The Congressional Hispanic Leadership Institute (CHLI) this week hosted an insightful Hill briefing centered on the theme: “STEM: How the U.S. Hispanic Community will define the future of U.S. competitiveness.” This standing room only briefing focused on the growing importance Americans of Hispanic descent will have in the future innovation capacity, economic competitiveness, as well as the national security of the United States of America.
For the first time since 2004 when the World Economic Forum began its ranking of the world's most competitive economies, the United States was displaced by a landlocked mountainous country with limited natural resources, which is better known for its chocolates, watches and fondues.
The downturn of our financial markets, our rising budget deficits and our declining ability to innovate all played a factor in this year's results. While the first two factors are clear, the latter is directly tied to the growing domestic leadership deficit within the science, technology, engineering and mathematics fields (STEM).
In recent years, our institutions of higher learning annually award approximately 225,000 STEM-related bachelor's degrees each year to U.S. citizens and permanent residents. In order for our country to meet the growing demand for STEM professionals, and especially within national security related industries, we will need to nearly double the graduation rate of to 400,000 by 2015!
As part of its ongoing commitment of highlighting important public policy initiatives, the Congressional Hispanic Leadership Institute (CHLI) brought together Members of Congress from both parties and a diverse group of expert panelists to build a greater awareness and consensus of the vital role Americans of Hispanic descent, our nation's second largest demographic group, will have in the years to come.
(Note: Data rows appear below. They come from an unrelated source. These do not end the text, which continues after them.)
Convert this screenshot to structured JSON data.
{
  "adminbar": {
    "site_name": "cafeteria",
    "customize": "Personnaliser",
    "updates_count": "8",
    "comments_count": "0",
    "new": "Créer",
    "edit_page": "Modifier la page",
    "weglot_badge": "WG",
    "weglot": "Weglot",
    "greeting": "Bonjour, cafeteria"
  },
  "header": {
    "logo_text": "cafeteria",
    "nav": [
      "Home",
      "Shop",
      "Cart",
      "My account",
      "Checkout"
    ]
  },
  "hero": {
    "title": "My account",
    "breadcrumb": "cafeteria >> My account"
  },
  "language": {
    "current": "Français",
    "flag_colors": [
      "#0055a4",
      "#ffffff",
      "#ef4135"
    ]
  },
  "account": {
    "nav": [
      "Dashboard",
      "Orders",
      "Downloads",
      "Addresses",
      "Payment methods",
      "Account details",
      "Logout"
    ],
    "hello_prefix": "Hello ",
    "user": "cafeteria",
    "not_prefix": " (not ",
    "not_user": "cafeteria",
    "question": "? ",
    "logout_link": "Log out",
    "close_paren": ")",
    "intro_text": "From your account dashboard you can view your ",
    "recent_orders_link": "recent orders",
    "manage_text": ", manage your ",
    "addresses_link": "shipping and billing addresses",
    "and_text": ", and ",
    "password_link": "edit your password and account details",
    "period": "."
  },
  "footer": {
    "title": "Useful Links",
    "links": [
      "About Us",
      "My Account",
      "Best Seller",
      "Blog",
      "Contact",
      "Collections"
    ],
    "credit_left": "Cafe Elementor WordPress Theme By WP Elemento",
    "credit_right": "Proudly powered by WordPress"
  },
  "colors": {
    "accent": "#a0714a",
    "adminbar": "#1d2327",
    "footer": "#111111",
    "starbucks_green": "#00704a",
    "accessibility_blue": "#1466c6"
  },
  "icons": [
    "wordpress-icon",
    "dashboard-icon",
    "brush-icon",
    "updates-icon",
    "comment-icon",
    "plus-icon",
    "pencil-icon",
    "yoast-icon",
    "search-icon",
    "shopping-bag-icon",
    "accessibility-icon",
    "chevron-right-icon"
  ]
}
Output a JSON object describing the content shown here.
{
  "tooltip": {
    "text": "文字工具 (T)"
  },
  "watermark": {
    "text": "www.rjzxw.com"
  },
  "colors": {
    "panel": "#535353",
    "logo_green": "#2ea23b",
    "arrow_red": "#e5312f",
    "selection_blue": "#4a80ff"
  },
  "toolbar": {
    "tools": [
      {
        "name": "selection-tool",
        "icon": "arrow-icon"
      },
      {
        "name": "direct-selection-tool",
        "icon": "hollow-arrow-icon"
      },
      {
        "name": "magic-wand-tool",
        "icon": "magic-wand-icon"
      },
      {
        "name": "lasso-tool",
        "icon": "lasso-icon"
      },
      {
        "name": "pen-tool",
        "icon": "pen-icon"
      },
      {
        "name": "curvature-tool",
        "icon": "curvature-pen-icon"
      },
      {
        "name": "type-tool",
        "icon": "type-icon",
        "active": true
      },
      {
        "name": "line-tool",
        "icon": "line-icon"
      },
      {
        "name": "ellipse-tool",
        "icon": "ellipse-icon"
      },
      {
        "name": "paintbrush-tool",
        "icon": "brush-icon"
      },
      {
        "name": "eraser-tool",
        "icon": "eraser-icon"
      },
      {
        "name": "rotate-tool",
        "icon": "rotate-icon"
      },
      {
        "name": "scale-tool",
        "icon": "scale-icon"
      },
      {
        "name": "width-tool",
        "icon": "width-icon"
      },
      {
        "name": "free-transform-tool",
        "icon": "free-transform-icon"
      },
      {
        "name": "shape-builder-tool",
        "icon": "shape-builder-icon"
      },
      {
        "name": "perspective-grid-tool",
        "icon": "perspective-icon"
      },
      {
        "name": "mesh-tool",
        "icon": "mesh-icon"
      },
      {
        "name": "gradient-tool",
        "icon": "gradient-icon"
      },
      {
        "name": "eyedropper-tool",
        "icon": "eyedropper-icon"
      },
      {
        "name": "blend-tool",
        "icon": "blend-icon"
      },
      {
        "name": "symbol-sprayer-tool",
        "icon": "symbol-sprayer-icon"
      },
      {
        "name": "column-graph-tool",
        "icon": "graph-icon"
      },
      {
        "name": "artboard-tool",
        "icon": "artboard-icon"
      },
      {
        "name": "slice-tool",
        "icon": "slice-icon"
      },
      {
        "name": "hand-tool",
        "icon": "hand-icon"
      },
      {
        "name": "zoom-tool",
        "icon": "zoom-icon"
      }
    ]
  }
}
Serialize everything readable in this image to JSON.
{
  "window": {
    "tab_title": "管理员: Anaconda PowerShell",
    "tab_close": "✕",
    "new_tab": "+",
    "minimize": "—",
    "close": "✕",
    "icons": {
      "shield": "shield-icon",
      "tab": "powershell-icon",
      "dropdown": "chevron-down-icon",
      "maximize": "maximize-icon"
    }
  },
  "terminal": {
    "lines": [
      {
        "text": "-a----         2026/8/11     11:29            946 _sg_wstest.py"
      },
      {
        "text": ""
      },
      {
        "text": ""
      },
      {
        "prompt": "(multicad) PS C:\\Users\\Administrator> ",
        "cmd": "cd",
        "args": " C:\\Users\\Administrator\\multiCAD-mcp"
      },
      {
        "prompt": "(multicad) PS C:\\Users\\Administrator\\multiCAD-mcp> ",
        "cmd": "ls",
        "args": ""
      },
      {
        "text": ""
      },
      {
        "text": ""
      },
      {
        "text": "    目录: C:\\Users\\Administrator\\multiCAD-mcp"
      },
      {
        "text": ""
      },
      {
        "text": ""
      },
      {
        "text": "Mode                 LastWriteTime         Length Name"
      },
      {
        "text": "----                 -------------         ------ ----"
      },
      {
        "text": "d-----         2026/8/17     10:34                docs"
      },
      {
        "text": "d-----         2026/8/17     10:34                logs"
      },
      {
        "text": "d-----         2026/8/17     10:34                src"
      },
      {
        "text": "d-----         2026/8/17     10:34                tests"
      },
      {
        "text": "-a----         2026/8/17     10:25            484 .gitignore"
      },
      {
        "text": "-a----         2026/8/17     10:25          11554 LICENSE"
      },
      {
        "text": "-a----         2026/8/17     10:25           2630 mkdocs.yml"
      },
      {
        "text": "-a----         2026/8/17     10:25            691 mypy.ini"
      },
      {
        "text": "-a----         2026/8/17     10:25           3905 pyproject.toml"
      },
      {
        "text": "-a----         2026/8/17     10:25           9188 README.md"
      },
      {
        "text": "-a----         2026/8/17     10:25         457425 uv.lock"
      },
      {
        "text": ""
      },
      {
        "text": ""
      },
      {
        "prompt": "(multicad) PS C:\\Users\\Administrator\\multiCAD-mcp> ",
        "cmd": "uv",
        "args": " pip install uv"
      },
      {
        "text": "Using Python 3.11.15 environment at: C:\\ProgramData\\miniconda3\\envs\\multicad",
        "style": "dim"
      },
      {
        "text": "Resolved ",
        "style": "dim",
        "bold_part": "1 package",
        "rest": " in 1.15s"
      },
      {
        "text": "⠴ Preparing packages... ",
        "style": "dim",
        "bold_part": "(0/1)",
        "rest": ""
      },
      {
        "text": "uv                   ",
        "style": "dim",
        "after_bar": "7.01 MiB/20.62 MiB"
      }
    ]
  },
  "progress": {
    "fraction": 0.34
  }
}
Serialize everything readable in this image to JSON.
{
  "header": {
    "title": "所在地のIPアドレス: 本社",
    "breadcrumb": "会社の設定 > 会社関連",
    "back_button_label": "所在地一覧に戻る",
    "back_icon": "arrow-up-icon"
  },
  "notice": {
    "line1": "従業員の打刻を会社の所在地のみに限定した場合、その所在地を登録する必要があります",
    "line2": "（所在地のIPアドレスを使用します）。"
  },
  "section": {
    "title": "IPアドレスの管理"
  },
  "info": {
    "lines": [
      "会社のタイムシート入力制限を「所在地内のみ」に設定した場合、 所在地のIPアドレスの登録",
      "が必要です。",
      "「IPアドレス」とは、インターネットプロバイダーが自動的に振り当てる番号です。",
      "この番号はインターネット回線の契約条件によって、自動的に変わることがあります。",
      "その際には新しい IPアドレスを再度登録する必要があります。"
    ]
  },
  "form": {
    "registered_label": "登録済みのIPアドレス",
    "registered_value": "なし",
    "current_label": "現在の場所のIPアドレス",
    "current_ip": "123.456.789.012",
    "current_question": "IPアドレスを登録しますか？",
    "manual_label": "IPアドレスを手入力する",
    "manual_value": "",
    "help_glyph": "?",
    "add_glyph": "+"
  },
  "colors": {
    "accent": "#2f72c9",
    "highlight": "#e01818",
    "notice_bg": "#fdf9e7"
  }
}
Considering the demand in the coming years for a knowledge-based workforce and the growing demographics of its vibrant Hispanic community, the United States will potentially lose its competitive edge if the nation does not drastically reduce its drop-out rates. Hispanics account for approximately 16% of the U.S. population and 50% of its population growth making this not only a Hispanic challenge but also a national challenge of the highest priority.
The CHLI Congressional Briefing on STEM, in particular, was a call to action for all stakeholders to inspire a new generation of Hispanic STEM professionals to lead our nation in innovation, in creativity, and to ensure we have the needed skills to meet the yet unknown challenges awaiting us in the 21st Century.
If we, as a society, fail to awaken the passion for STEM careers, especially within today's Hispanic K-12 students, our country's innovative and creative capacity, as well as its national security, is not only threatened, but is in serious risk in the years ahead. Worse still, we may never recover the coveted title of “The World's Most Competitive Economy.”
Octavio A. Hinojosa Mier
Congressional Hispanic Leadership Institute